REQUIRED ACTION => For the entries that follow, count the lines containing the string "description" and write only the number.

Dataset excerpts:

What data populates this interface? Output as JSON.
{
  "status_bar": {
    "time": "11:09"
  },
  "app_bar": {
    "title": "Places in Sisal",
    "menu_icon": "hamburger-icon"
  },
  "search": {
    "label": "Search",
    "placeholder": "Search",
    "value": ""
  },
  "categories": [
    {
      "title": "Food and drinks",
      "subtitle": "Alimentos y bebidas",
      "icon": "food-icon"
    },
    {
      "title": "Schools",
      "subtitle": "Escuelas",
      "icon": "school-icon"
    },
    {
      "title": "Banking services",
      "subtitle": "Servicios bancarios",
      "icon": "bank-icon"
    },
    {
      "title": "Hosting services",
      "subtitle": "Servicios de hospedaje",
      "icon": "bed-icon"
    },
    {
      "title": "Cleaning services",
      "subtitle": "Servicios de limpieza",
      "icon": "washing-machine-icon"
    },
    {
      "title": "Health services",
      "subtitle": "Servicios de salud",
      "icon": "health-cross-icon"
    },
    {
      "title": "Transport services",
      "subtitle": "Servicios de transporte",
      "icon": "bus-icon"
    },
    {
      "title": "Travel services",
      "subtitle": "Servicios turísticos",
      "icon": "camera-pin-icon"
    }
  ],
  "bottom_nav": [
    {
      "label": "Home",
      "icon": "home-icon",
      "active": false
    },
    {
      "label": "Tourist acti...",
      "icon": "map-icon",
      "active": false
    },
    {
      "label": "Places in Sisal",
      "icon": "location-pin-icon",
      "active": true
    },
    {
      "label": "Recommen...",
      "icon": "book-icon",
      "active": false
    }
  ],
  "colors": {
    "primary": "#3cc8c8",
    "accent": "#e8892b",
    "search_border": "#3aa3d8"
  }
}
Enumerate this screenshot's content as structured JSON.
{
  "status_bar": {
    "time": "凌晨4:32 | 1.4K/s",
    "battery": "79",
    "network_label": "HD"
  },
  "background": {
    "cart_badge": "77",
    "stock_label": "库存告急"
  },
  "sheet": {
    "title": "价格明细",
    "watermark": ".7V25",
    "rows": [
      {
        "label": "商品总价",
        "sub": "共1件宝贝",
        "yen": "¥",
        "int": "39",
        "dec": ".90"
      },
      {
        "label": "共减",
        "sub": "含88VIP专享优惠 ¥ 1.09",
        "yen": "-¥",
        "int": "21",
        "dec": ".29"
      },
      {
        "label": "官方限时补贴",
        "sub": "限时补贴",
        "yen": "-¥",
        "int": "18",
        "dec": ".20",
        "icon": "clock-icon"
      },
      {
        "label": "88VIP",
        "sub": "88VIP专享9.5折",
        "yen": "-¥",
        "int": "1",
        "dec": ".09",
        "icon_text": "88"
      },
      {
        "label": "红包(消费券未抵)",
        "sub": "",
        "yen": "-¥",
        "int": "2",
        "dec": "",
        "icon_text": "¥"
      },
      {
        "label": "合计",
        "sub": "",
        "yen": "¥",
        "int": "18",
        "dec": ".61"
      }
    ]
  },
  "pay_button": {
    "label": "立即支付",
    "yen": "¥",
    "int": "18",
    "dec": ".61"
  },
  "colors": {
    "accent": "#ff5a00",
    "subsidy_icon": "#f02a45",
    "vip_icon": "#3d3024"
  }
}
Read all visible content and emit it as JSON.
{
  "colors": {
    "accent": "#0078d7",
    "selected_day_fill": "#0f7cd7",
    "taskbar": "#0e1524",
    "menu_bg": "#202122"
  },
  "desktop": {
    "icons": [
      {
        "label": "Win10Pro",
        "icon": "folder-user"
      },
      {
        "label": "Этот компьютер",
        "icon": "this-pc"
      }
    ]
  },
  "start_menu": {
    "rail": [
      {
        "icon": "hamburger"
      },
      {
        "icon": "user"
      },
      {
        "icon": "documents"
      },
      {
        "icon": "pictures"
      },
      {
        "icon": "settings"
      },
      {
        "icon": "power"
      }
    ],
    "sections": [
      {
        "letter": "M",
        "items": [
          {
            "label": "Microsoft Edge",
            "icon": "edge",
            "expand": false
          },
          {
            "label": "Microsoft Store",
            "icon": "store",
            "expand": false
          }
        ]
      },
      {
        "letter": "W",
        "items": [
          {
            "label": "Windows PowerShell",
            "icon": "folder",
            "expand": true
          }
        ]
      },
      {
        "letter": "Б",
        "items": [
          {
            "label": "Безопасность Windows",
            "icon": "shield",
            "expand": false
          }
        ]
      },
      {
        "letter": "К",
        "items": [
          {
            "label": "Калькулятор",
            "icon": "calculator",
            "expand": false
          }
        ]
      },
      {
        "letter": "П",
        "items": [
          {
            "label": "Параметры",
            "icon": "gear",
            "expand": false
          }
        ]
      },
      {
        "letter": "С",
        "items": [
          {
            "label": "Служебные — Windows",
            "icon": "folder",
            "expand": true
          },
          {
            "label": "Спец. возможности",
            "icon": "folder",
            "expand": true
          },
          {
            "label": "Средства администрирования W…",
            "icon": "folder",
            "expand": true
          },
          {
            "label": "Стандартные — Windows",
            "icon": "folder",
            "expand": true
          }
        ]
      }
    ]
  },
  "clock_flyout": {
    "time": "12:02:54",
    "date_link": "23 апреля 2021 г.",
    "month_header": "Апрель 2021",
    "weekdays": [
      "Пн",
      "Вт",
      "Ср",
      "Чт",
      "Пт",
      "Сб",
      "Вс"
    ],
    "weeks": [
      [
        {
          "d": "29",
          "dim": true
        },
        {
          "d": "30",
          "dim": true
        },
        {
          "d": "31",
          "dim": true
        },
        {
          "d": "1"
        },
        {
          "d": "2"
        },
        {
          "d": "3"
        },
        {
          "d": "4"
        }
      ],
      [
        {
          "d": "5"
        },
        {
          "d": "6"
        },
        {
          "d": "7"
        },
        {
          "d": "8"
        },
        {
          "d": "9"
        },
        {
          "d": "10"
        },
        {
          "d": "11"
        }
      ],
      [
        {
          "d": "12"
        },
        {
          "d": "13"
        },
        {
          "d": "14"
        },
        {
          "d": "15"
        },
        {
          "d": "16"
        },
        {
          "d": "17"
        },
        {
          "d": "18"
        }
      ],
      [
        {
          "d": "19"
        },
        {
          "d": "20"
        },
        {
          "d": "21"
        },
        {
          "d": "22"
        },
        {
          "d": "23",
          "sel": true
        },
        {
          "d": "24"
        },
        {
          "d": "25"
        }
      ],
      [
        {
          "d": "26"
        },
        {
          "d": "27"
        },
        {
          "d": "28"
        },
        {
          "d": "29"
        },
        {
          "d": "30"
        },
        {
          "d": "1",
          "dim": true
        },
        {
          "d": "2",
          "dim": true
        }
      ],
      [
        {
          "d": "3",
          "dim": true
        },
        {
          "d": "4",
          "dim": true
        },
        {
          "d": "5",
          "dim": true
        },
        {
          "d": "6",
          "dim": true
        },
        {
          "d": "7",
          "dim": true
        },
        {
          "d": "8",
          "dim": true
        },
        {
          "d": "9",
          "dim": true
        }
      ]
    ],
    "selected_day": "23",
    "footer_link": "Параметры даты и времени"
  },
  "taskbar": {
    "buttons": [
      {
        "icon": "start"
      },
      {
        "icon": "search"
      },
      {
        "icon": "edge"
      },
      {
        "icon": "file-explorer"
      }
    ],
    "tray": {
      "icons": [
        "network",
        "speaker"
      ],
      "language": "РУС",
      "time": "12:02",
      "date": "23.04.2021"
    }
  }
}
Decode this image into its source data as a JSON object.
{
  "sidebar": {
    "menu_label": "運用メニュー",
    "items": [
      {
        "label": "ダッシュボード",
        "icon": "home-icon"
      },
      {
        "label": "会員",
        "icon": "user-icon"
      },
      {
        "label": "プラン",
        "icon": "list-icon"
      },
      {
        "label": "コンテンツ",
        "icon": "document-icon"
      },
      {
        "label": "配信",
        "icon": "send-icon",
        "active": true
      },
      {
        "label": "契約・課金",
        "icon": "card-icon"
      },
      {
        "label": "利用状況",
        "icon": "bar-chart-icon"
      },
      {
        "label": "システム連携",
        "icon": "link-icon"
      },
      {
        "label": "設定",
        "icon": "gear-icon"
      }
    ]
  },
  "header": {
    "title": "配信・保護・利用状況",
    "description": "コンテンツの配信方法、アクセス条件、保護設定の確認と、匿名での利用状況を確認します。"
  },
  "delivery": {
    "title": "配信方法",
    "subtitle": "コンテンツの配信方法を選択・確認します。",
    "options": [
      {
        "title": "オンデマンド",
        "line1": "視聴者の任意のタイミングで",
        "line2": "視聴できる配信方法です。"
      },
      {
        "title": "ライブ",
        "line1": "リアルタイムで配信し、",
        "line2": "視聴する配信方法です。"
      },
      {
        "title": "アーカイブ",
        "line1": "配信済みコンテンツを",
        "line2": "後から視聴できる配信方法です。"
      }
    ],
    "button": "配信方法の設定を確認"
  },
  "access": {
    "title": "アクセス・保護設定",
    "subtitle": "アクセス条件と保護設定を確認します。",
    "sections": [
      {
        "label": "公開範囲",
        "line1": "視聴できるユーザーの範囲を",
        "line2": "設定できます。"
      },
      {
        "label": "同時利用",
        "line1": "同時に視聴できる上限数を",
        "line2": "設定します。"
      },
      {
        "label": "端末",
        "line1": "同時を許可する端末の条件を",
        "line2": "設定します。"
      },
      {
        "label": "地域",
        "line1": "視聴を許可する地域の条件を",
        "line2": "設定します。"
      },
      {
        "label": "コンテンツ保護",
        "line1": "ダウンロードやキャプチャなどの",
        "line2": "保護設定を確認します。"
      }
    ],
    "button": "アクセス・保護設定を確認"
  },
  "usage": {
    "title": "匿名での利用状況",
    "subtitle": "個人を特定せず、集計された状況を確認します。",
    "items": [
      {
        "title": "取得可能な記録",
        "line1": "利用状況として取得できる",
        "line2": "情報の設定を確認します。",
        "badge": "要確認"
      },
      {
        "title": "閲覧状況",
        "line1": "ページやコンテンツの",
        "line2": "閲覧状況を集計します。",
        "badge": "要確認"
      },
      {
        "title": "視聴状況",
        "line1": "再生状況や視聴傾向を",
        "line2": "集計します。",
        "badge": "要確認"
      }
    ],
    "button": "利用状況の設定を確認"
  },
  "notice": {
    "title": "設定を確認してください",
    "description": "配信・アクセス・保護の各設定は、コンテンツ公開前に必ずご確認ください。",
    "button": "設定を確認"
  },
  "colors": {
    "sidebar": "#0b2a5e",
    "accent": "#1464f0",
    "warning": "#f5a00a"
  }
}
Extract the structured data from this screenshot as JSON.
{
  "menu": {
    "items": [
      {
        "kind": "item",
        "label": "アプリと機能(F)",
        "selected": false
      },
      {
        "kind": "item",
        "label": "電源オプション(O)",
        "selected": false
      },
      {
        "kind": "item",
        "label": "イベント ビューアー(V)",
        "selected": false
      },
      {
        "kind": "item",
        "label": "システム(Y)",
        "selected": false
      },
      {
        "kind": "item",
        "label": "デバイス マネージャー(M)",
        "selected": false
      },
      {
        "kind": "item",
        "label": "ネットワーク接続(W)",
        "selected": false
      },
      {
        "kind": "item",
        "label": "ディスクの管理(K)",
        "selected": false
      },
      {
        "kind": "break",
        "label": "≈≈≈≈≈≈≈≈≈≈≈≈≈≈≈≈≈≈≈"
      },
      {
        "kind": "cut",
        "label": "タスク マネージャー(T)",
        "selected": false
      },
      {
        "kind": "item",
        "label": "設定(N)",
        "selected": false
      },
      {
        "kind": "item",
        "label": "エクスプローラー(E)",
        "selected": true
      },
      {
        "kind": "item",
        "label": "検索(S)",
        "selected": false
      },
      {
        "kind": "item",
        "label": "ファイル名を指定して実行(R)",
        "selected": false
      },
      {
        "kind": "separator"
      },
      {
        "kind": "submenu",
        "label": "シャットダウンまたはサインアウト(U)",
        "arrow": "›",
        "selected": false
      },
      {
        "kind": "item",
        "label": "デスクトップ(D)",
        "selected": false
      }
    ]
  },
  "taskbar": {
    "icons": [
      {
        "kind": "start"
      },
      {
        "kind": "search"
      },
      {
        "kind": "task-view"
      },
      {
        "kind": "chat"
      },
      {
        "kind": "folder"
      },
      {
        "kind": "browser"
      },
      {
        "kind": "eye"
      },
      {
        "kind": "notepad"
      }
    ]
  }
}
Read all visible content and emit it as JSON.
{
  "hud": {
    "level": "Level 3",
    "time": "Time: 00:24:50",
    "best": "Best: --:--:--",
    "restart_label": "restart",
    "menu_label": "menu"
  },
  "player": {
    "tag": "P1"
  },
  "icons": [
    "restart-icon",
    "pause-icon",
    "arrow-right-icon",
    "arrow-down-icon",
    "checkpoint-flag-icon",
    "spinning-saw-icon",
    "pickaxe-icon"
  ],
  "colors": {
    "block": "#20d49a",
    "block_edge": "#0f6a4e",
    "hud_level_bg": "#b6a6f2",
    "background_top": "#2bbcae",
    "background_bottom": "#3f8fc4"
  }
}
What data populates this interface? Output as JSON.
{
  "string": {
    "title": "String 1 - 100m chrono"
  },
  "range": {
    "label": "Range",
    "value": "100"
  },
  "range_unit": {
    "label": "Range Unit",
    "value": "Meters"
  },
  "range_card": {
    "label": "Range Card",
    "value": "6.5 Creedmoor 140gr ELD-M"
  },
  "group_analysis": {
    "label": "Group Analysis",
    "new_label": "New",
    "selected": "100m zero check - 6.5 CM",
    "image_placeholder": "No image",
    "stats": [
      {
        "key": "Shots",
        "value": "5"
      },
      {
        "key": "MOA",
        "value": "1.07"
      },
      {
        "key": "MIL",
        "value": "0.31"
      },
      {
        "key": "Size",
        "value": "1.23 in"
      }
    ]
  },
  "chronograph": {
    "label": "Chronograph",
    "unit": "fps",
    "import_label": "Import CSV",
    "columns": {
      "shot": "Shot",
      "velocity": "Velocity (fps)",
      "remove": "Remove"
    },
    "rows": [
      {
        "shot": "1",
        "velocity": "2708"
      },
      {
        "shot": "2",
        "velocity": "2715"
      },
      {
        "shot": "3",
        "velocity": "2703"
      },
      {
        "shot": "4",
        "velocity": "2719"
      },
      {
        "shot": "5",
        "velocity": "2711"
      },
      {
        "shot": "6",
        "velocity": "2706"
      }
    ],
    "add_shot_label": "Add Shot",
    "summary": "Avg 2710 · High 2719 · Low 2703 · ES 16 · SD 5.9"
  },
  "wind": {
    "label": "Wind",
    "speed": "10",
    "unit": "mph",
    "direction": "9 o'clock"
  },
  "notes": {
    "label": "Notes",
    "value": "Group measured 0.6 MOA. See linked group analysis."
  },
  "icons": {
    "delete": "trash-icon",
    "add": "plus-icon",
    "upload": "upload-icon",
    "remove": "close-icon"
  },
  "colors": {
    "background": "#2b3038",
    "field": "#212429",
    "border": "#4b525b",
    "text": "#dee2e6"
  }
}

SOLUTION FOR THIS PROBLEM => 2